In addition to New START, she said the U.S. is in talks with Russia about how the two countries can work together to address issues that affect their common security, while maintaining strategic stability.

Suggestions include joint analysis, joint exercises, and sharing of early warning data that could form the basis for a cooperative missile defense system, Clinton said.

Following the exchange of the New START ratification papers, she said she would also talk with Lavrov about "further arms control issues, including non-strategic and non-deployed nuclear weapons and our ongoing work to revive, strengthen and modernize the regime on conventional forces."

Lavrov called New START "a product of the understanding that unilateral approaches to security are counterproductive."

"The principles of equality, parity, equal and indivisible security ... form a solid basis for today's Russian-American interaction in a range of areas," Lavrov said.

"The treaty that enters into force today will enhance international stability."

The New START treaty, negotiated last year, limits each side to 1,550 strategic warheads, down from 2,200. The pact also re-establishes a monitoring system that ended in December 2009 with the expiration of an earlier arms deal.

U.N. Secretary-General Ban Ki-moon hailed the treaty's entering into force as "a historical, political milestone on the road to our ultimate goal: achieving a world free of nuclear weapons."

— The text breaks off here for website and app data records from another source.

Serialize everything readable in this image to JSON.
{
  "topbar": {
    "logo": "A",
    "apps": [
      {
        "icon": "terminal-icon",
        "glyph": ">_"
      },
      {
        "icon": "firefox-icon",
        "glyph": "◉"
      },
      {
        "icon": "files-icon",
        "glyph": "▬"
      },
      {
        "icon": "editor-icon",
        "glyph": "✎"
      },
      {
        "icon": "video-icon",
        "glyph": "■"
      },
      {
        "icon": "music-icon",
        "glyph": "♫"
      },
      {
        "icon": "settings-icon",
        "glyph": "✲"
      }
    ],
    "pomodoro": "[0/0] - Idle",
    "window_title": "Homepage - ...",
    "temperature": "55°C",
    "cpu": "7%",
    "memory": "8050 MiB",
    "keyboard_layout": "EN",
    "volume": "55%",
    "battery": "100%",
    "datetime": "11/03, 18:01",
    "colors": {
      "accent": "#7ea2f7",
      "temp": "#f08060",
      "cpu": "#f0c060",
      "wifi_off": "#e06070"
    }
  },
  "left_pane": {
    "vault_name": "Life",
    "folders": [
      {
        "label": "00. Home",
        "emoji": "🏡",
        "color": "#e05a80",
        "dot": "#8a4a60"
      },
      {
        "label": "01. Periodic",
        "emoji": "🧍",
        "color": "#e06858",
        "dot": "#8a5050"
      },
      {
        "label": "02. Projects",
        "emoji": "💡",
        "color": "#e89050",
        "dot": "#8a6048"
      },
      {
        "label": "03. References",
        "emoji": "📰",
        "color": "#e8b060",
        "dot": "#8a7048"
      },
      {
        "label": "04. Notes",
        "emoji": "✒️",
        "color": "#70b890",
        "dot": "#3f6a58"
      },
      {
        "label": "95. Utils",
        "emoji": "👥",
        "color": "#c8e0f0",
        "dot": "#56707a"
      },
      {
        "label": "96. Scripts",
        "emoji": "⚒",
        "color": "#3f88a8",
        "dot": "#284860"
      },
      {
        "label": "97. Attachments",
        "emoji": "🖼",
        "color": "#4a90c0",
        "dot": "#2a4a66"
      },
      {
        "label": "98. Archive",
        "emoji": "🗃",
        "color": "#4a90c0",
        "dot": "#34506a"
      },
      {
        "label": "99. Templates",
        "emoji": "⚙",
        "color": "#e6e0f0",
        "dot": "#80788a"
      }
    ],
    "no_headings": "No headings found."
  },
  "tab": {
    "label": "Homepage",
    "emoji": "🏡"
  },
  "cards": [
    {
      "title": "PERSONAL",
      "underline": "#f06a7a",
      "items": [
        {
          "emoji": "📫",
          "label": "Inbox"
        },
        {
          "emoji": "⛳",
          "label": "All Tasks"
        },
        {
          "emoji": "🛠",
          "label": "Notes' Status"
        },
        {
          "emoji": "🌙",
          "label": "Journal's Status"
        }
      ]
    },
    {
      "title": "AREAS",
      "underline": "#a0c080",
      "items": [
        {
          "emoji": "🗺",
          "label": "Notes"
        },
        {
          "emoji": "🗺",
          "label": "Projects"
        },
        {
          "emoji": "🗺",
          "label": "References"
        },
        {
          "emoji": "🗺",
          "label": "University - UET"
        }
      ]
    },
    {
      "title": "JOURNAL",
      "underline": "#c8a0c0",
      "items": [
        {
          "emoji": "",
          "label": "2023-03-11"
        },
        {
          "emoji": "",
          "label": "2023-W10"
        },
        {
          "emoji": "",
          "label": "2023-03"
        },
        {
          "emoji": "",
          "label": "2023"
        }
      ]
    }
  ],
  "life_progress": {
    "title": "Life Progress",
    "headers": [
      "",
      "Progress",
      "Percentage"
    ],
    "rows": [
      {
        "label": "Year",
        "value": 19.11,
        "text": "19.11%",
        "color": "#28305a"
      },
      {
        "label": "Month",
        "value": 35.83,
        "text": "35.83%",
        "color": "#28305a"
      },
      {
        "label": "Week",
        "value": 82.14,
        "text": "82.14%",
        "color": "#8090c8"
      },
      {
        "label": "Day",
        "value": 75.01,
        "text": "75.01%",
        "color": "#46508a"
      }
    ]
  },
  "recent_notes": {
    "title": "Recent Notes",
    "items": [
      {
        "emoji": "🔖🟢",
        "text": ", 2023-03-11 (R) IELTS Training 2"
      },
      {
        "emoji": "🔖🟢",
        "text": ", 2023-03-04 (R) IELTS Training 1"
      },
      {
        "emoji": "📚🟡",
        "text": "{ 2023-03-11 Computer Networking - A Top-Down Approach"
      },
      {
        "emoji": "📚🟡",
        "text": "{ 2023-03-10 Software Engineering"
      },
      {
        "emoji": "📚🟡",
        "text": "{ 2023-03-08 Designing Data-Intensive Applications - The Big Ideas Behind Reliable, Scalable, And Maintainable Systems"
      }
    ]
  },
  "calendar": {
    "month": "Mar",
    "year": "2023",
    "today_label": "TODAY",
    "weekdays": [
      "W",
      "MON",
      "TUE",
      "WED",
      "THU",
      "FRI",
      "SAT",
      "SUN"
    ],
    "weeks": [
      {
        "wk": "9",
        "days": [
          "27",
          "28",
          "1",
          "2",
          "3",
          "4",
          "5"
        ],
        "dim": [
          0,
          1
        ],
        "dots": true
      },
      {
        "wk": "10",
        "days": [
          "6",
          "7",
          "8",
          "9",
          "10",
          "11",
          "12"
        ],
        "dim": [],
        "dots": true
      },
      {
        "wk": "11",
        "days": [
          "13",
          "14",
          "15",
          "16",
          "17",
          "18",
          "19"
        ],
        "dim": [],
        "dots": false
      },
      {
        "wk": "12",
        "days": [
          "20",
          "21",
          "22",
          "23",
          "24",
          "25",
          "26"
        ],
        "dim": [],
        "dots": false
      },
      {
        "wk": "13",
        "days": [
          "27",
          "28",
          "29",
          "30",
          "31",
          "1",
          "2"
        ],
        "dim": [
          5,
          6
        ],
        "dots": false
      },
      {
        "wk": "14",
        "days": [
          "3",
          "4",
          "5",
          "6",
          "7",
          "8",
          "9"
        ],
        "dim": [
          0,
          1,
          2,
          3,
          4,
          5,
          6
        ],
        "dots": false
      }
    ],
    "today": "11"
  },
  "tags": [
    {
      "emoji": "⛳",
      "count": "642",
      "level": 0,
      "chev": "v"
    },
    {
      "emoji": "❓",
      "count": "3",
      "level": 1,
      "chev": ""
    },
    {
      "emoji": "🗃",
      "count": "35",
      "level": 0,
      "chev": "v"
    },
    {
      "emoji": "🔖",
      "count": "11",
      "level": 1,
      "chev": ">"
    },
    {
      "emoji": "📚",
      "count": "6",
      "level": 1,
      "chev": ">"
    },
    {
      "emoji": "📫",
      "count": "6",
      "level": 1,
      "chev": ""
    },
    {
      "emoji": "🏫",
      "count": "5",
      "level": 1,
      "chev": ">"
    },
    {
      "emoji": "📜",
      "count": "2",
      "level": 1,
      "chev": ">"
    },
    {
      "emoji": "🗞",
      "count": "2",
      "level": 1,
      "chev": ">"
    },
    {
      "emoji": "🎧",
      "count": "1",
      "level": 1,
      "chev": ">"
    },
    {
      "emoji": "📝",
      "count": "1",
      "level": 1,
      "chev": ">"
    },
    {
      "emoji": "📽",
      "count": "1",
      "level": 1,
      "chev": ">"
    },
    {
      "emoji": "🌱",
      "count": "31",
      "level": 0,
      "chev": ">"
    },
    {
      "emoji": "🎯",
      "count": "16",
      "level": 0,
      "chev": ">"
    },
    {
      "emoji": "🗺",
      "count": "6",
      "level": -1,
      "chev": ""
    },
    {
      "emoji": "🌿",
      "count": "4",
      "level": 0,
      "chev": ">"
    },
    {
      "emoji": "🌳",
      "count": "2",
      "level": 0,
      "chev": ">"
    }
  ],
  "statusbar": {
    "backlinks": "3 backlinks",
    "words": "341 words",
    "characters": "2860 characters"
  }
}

He applauded the "leadership and political commitment" of Russian President Dmitry Medvedev and of Obama.


David Stringer and Geir Moulson contributed to this report.